* [About this task]:
Word for word, restate the entries below, but exclude the images.

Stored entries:
───
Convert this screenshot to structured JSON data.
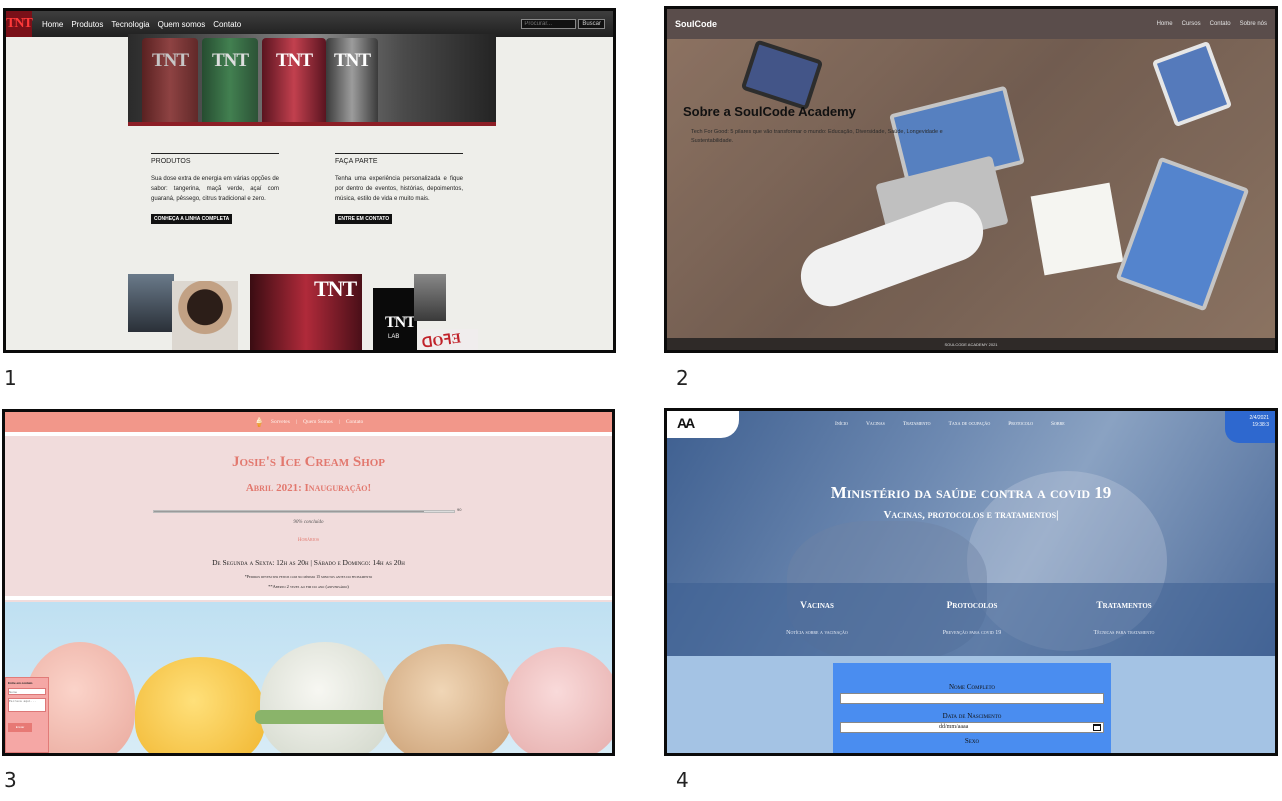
{
  "labels": [
    "1",
    "2",
    "3",
    "4"
  ],
  "tnt": {
    "logo": "TNT",
    "nav": [
      "Home",
      "Produtos",
      "Tecnologia",
      "Quem somos",
      "Contato"
    ],
    "search_placeholder": "Procurar...",
    "search_button": "Buscar",
    "can_text": "TNT",
    "cards": [
      {
        "title": "PRODUTOS",
        "text": "Sua dose extra de energia em várias opções de sabor: tangerina, maçã verde, açaí com guaraná, pêssego, citrus tradicional e zero.",
        "button": "CONHEÇA A LINHA COMPLETA"
      },
      {
        "title": "FAÇA PARTE",
        "text": "Tenha uma experiência personalizada e fique por dentro de eventos, histórias, depoimentos, música, estilo de vida e muito mais.",
        "button": "ENTRE EM CONTATO"
      }
    ],
    "photo_sign": "TNT",
    "photo_sign2": "LAB"
  },
  "soulcode": {
    "brand": "SoulCode",
    "nav": [
      "Home",
      "Cursos",
      "Contato",
      "Sobre nós"
    ],
    "heading": "Sobre a SoulCode Academy",
    "description": "Tech For Good: 5 pilares que vão transformar o mundo: Educação, Diversidade, Saúde, Longevidade e Sustentabilidade.",
    "footer": "SOULCODE ACADEMY 2021"
  },
  "josie": {
    "nav": [
      "Sorvetes",
      "Quem Somos",
      "Contato"
    ],
    "title": "Josie's Ice Cream Shop",
    "subtitle": "Abril 2021: Inauguração!",
    "progress_label": "90",
    "progress_value": 0.9,
    "progress_caption": "90% concluído",
    "hours_title": "Horários",
    "hours": "De Segunda a Sexta: 12h as 20h | Sábado e Domingo: 14h as 20h",
    "note1": "*Pedidos devem ser feitos com no mínimo 15 minutos antes do fechamento",
    "note2": "**Aberto 2 vezes ao fim do ano (aniversário)",
    "form": {
      "title": "Entre em contato",
      "name_placeholder": "Nome",
      "message_placeholder": "Escreva aqui...",
      "button": "Enviar"
    }
  },
  "ministerio": {
    "logo": "AA",
    "nav": [
      "Início",
      "Vacinas",
      "Tratamento",
      "Taxa de ocupação",
      "Protocolo",
      "Sobre"
    ],
    "date": "2/4/2021",
    "time": "19:38:3",
    "heading": "Ministério da saúde contra a covid 19",
    "subheading": "Vacinas, protocolos e tratamentos|",
    "cards": [
      {
        "title": "Vacinas",
        "link": "Notícia sobre a vacinação"
      },
      {
        "title": "Protocolos",
        "link": "Prevenção para covid 19"
      },
      {
        "title": "Tratamentos",
        "link": "Técnicas para tratamento"
      }
    ],
    "form": {
      "name_label": "Nome Completo",
      "birth_label": "Data de Nascimento",
      "birth_placeholder": "dd/mm/aaaa",
      "sex_label": "Sexo"
    }
  }
}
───
* [Reply to the exercise]:
Convert this screenshot to structured JSON data.
{
  "labels": [
    "1",
    "2",
    "3",
    "4"
  ],
  "tnt": {
    "logo": "TNT",
    "nav": [
      "Home",
      "Produtos",
      "Tecnologia",
      "Quem somos",
      "Contato"
    ],
    "search_placeholder": "Procurar...",
    "search_button": "Buscar",
    "can_text": "TNT",
    "cards": [
      {
        "title": "PRODUTOS",
        "text": "Sua dose extra de energia em várias opções de sabor: tangerina, maçã verde, açaí com guaraná, pêssego, citrus tradicional e zero.",
        "button": "CONHEÇA A LINHA COMPLETA"
      },
      {
        "title": "FAÇA PARTE",
        "text": "Tenha uma experiência personalizada e fique por dentro de eventos, histórias, depoimentos, música, estilo de vida e muito mais.",
        "button": "ENTRE EM CONTATO"
      }
    ],
    "photo_sign": "TNT",
    "photo_sign2": "LAB"
  },
  "soulcode": {
    "brand": "SoulCode",
    "nav": [
      "Home",
      "Cursos",
      "Contato",
      "Sobre nós"
    ],
    "heading": "Sobre a SoulCode Academy",
    "description": "Tech For Good: 5 pilares que vão transformar o mundo: Educação, Diversidade, Saúde, Longevidade e Sustentabilidade.",
    "footer": "SOULCODE ACADEMY 2021"
  },
  "josie": {
    "nav": [
      "Sorvetes",
      "Quem Somos",
      "Contato"
    ],
    "title": "Josie's Ice Cream Shop",
    "subtitle": "Abril 2021: Inauguração!",
    "progress_label": "90",
    "progress_value": 0.9,
    "progress_caption": "90% concluído",
    "hours_title": "Horários",
    "hours": "De Segunda a Sexta: 12h as 20h | Sábado e Domingo: 14h as 20h",
    "note1": "*Pedidos devem ser feitos com no mínimo 15 minutos antes do fechamento",
    "note2": "**Aberto 2 vezes ao fim do ano (aniversário)",
    "form": {
      "title": "Entre em contato",
      "name_placeholder": "Nome",
      "message_placeholder": "Escreva aqui...",
      "button": "Enviar"
    }
  },
  "ministerio": {
    "logo": "AA",
    "nav": [
      "Início",
      "Vacinas",
      "Tratamento",
      "Taxa de ocupação",
      "Protocolo",
      "Sobre"
    ],
    "date": "2/4/2021",
    "time": "19:38:3",
    "heading": "Ministério da saúde contra a covid 19",
    "subheading": "Vacinas, protocolos e tratamentos|",
    "cards": [
      {
        "title": "Vacinas",
        "link": "Notícia sobre a vacinação"
      },
      {
        "title": "Protocolos",
        "link": "Prevenção para covid 19"
      },
      {
        "title": "Tratamentos",
        "link": "Técnicas para tratamento"
      }
    ],
    "form": {
      "name_label": "Nome Completo",
      "birth_label": "Data de Nascimento",
      "birth_placeholder": "dd/mm/aaaa",
      "sex_label": "Sexo"
    }
  }
}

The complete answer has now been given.